          Also, 'recall' also hass a number of uses, and if you insist on 100% disambiguation, you’d also need to add something like "what did you recall from memory?", because "what did you recall?" could mean «Что ты отозвала́?». (And even that would not be a complete disambiguation.)


          https://www.duolingo.com/profile/zirkul
          Mod
          • 1927

          I'd recommend that you pay attention to how people speak, particularly to how educated people speak (and no, I don't mean myself). English is full of nuance (as any other language, I presume). I am well aware of other meanings of the word "recall" but that's not what we are discussing here. What I did question was your original translation of "What did you remember?", and I remain of my stated opinion. The words like '"then", or "finally", or "suddenly" or any other indication that it was an act of remembering and not a process of retaining something in memory would indeed change the meaning to "вспомнила". So would changing the tense from Simple Past to Perfect: What have you remembered? However this is not the sentence we are discussing here.

          Without any additional qualifiers "What did you remember?" means "Что ты помнила?".


          [deactivated user]

            and I remain of my stated opinion.

            If we’re talking opinions here, I do remain of my opinion that you’re just disagreeing for the sake of disagreement. :3 However, I doubt anyone is interested in our opinions.

            I did back what I’ve said with a dictionary. Your didn’t bring forward any proof that your understanding of 'remember' is shared by anyone but you.


            https://www.duolingo.com/profile/NerysGhemor

            Nope. I see you studied Spanish...while the perfective doesn't line up exactly with the preterite, the preterite of saber works much the same way, with "supe" meaning "I found out," and "sabía" equating to "knew."

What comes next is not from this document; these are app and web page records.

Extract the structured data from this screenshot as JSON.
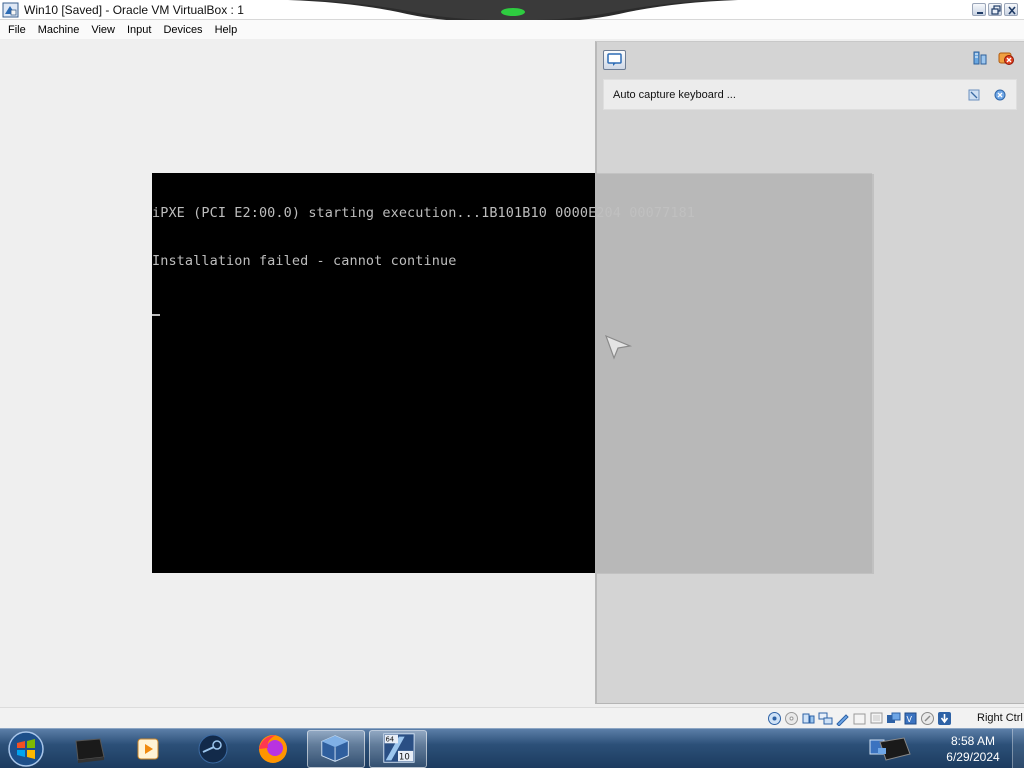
{
  "window": {
    "title": "Win10 [Saved] - Oracle VM VirtualBox : 1",
    "controls": [
      "minimize",
      "restore",
      "close"
    ]
  },
  "menubar": {
    "items": [
      "File",
      "Machine",
      "View",
      "Input",
      "Devices",
      "Help"
    ]
  },
  "console": {
    "lines": [
      "iPXE (PCI E2:00.0) starting execution...1B101B10 0000E204 00077181",
      "Installation failed - cannot continue"
    ]
  },
  "overlay": {
    "notice_text": "Auto capture keyboard ..."
  },
  "statusbar": {
    "host_key": "Right Ctrl",
    "icons": [
      "hard-disk-icon",
      "optical-drive-icon",
      "audio-icon",
      "network-icon",
      "usb-icon",
      "shared-folders-icon",
      "display-icon",
      "video-capture-icon",
      "cpu-icon",
      "mouse-integration-icon",
      "keyboard-icon"
    ]
  },
  "taskbar": {
    "apps": [
      "terminal-app",
      "media-player-app",
      "steam-app",
      "firefox-app",
      "virtualbox-app",
      "win10-vm-app"
    ],
    "vm_badge_top": "64",
    "vm_badge_bottom": "10",
    "time": "8:58 AM",
    "date": "6/29/2024"
  }
}
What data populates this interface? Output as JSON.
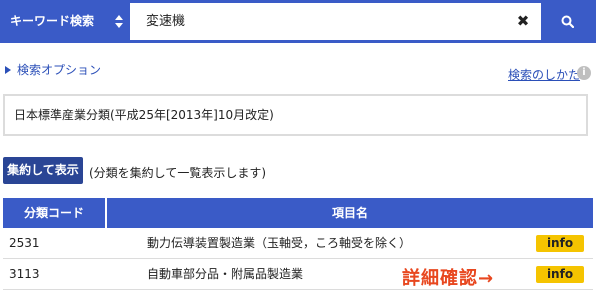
{
  "search": {
    "mode_label": "キーワード検索",
    "query": "変速機",
    "clear_glyph": "✖"
  },
  "options": {
    "label": "検索オプション",
    "howto_label": "検索のしかた",
    "help_glyph": "i"
  },
  "classification": {
    "text": "日本標準産業分類(平成25年[2013年]10月改定)"
  },
  "aggregate": {
    "button_label": "集約して表示",
    "note": "(分類を集約して一覧表示します)"
  },
  "table": {
    "headers": {
      "code": "分類コード",
      "name": "項目名"
    },
    "rows": [
      {
        "code": "2531",
        "name": "動力伝導装置製造業（玉軸受，ころ軸受を除く）",
        "info": "info"
      },
      {
        "code": "3113",
        "name": "自動車部分品・附属品製造業",
        "info": "info"
      }
    ]
  },
  "annotation": {
    "text": "詳細確認→"
  },
  "colors": {
    "primary": "#3a5bc7",
    "button_dark": "#2a4595",
    "info_yellow": "#f5c400",
    "annotation_red": "#e8471f"
  }
}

            https://www.duolingo.com/profile/SLzrnk

            Yes it's correct


            https://www.duolingo.com/profile/ZenSurvivor

            It can actually mean "what did you recall" if we're talking about visual images.

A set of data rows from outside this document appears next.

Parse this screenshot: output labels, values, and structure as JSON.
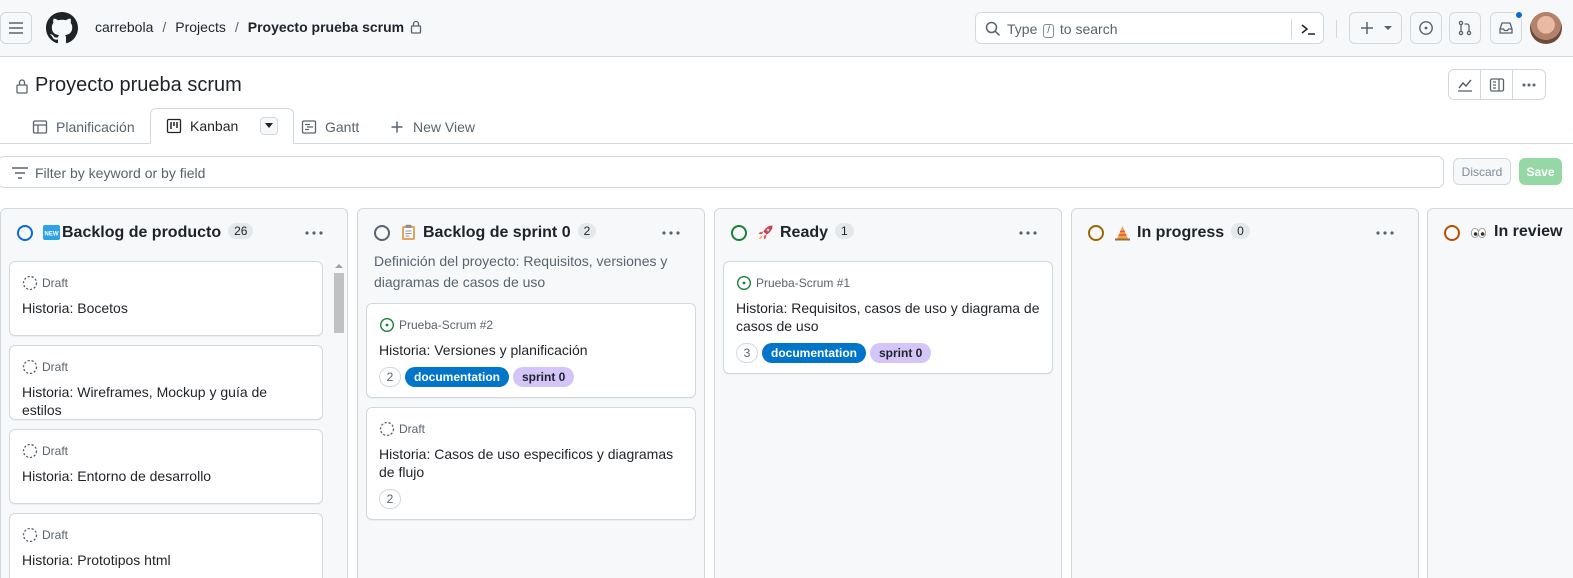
{
  "header": {
    "breadcrumb": [
      "carrebola",
      "Projects",
      "Proyecto prueba scrum"
    ],
    "search_placeholder_pre": "Type",
    "search_slash": "/",
    "search_placeholder_post": "to search"
  },
  "project": {
    "title": "Proyecto prueba scrum"
  },
  "tabs": [
    {
      "label": "Planificación",
      "icon": "table-icon"
    },
    {
      "label": "Kanban",
      "icon": "board-icon",
      "active": true
    },
    {
      "label": "Gantt",
      "icon": "roadmap-icon"
    },
    {
      "label": "New View",
      "icon": "plus-icon"
    }
  ],
  "filter": {
    "placeholder": "Filter by keyword or by field",
    "discard_label": "Discard",
    "save_label": "Save"
  },
  "columns": [
    {
      "title": "Backlog de producto",
      "count": "26",
      "emoji": "new-badge-icon",
      "status_color": "#0969da",
      "description": "",
      "cards": [
        {
          "meta": "Draft",
          "title": "Historia: Bocetos"
        },
        {
          "meta": "Draft",
          "title": "Historia: Wireframes, Mockup y guía de estilos"
        },
        {
          "meta": "Draft",
          "title": "Historia: Entorno de desarrollo"
        },
        {
          "meta": "Draft",
          "title": "Historia: Prototipos html"
        }
      ]
    },
    {
      "title": "Backlog de sprint 0",
      "count": "2",
      "emoji": "clipboard-icon",
      "status_color": "#59636e",
      "description": "Definición del proyecto: Requisitos, versiones y diagramas de casos de uso",
      "cards": [
        {
          "meta": "Prueba-Scrum #2",
          "title": "Historia: Versiones y planificación",
          "points": "2",
          "labels": [
            "documentation",
            "sprint 0"
          ]
        },
        {
          "meta": "Draft",
          "title": "Historia: Casos de uso especificos y diagramas de flujo",
          "points": "2"
        }
      ]
    },
    {
      "title": "Ready",
      "count": "1",
      "emoji": "rocket-icon",
      "status_color": "#1a7f37",
      "description": "",
      "cards": [
        {
          "meta": "Prueba-Scrum #1",
          "title": "Historia: Requisitos, casos de uso y diagrama de casos de uso",
          "points": "3",
          "labels": [
            "documentation",
            "sprint 0"
          ]
        }
      ]
    },
    {
      "title": "In progress",
      "count": "0",
      "emoji": "construction-icon",
      "status_color": "#9a6700",
      "description": "",
      "cards": []
    },
    {
      "title": "In review",
      "emoji": "eyes-icon",
      "status_color": "#bc4c00",
      "description": "",
      "cards": []
    }
  ]
}
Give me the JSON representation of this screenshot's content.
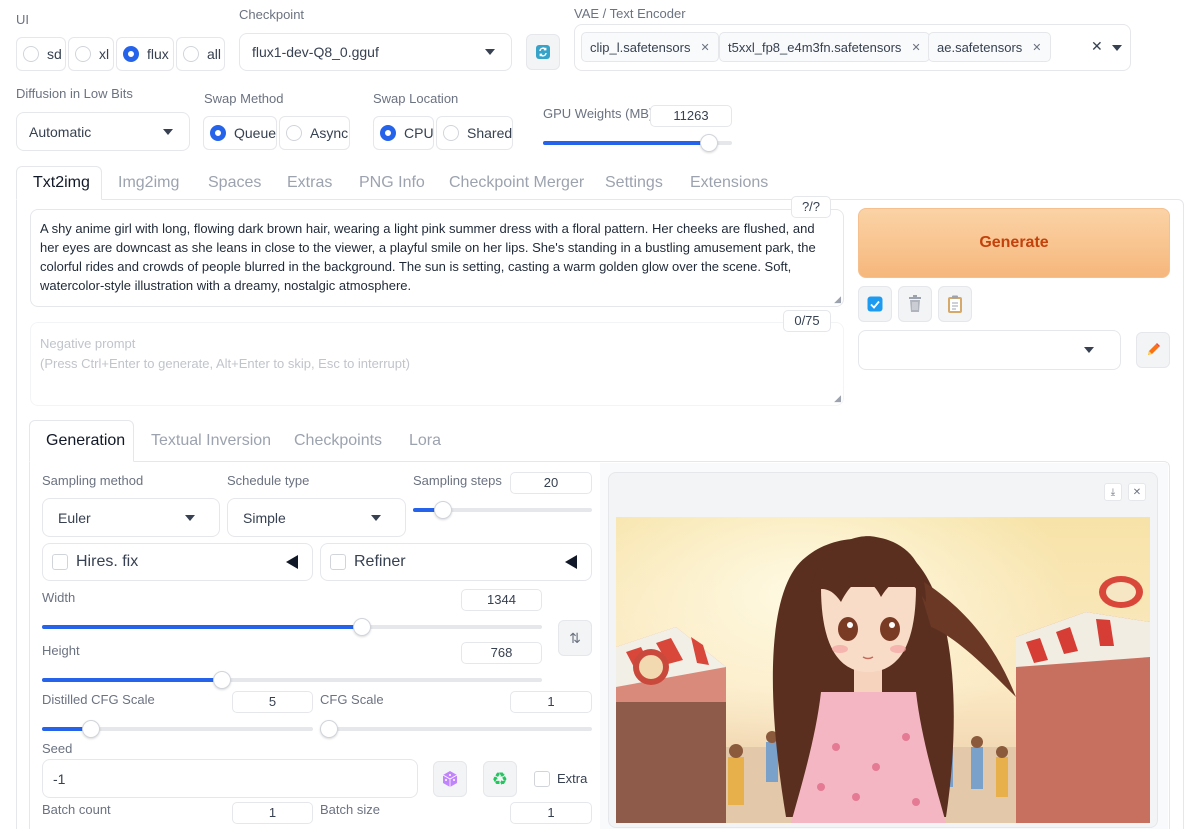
{
  "ui": {
    "label": "UI",
    "options": [
      "sd",
      "xl",
      "flux",
      "all"
    ],
    "selected": "flux"
  },
  "checkpoint": {
    "label": "Checkpoint",
    "value": "flux1-dev-Q8_0.gguf"
  },
  "vae": {
    "label": "VAE / Text Encoder",
    "chips": [
      "clip_l.safetensors",
      "t5xxl_fp8_e4m3fn.safetensors",
      "ae.safetensors"
    ]
  },
  "diffusion": {
    "label": "Diffusion in Low Bits",
    "value": "Automatic"
  },
  "swap_method": {
    "label": "Swap Method",
    "options": [
      "Queue",
      "Async"
    ],
    "selected": "Queue"
  },
  "swap_location": {
    "label": "Swap Location",
    "options": [
      "CPU",
      "Shared"
    ],
    "selected": "CPU"
  },
  "gpu_weights": {
    "label": "GPU Weights (MB)",
    "value": "11263",
    "fraction": 0.88
  },
  "main_tabs": [
    "Txt2img",
    "Img2img",
    "Spaces",
    "Extras",
    "PNG Info",
    "Checkpoint Merger",
    "Settings",
    "Extensions"
  ],
  "prompt": {
    "text": "A shy anime girl with long, flowing dark brown hair, wearing a light pink summer dress with a floral pattern. Her cheeks are flushed, and her eyes are downcast as she leans in close to the viewer, a playful smile on her lips. She's standing in a bustling amusement park, the colorful rides and crowds of people blurred in the background. The sun is setting, casting a warm golden glow over the scene. Soft, watercolor-style illustration with a dreamy, nostalgic atmosphere.",
    "token_count": "?/?"
  },
  "negative": {
    "placeholder": "Negative prompt\n(Press Ctrl+Enter to generate, Alt+Enter to skip, Esc to interrupt)",
    "token_count": "0/75"
  },
  "generate_label": "Generate",
  "sub_tabs": [
    "Generation",
    "Textual Inversion",
    "Checkpoints",
    "Lora"
  ],
  "sampling_method": {
    "label": "Sampling method",
    "value": "Euler"
  },
  "schedule_type": {
    "label": "Schedule type",
    "value": "Simple"
  },
  "sampling_steps": {
    "label": "Sampling steps",
    "value": "20",
    "fraction": 0.17
  },
  "hires": {
    "label": "Hires. fix"
  },
  "refiner": {
    "label": "Refiner"
  },
  "width": {
    "label": "Width",
    "value": "1344",
    "fraction": 0.64
  },
  "height": {
    "label": "Height",
    "value": "768",
    "fraction": 0.36
  },
  "distilled_cfg": {
    "label": "Distilled CFG Scale",
    "value": "5",
    "fraction": 0.18
  },
  "cfg": {
    "label": "CFG Scale",
    "value": "1",
    "fraction": 0.0
  },
  "seed": {
    "label": "Seed",
    "value": "-1",
    "extra_label": "Extra"
  },
  "batch_count": {
    "label": "Batch count",
    "value": "1"
  },
  "batch_size": {
    "label": "Batch size",
    "value": "1"
  },
  "colors": {
    "accent": "#2563eb",
    "generate_bg": "#f9c48c",
    "generate_text": "#c2410c"
  },
  "icons": [
    "refresh-icon",
    "close-icon",
    "chevron-down-icon",
    "checkbox-icon",
    "trash-icon",
    "clipboard-icon",
    "pencil-icon",
    "swap-icon",
    "dice-icon",
    "recycle-icon",
    "download-icon"
  ]
}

            https://www.duolingo.com/profile/zirkul
            Mod
            • 1927

            Did you mean "recognise"? That's what I would use while translating "узнала" in the context of visual images.


            https://www.duolingo.com/profile/ZenSurvivor

            Yes, that's the right word.


            https://www.duolingo.com/profile/Sivice

            Why "What you have aknowleged is wrong" ? P.S Native speaker


            https://www.duolingo.com/profile/zirkul
            Mod
            • 1927

            Perhaps because of the word order (as well as the (mis)spelling of acknowleged)?
            "What have you acknowledged?" would be grammatically correct, yet still a rather poor translation of the original Russian sentence. "To acknowledge" does not mean "to acquire knowledge/information": https://www.oxfordlearnersdictionaries.com/definition/english/acknowledge?q=acknowledge


            [deactivated user]

              Doesn't "understand" count?


              https://www.duolingo.com/profile/JuanJ.Schm

              English is not my mother tongue, but "What did you find out?" sounds more natural to me.


              https://www.duolingo.com/profile/zirkul
              Mod
              • 1927

              The choice of a particular tense depends on the context; both are natural.

              Speaking of natural, to me the most natural translation would be "What have you learnt?"


              https://www.duolingo.com/profile/rtbPjiI5

              Proper - What did you find out?


              https://www.duolingo.com/profile/guido506552

              What did you get to know - should work too, shouldn't it ?


              https://www.duolingo.com/profile/guido506552

              I think "out" is not necessary; find out is not so different from find


              https://www.duolingo.com/profile/Donald135335

              found out???? Horrible way of saying discovered. What have you found outside? Why were you out of the house?

              Learn Russian in just 5 minutes a day. For free.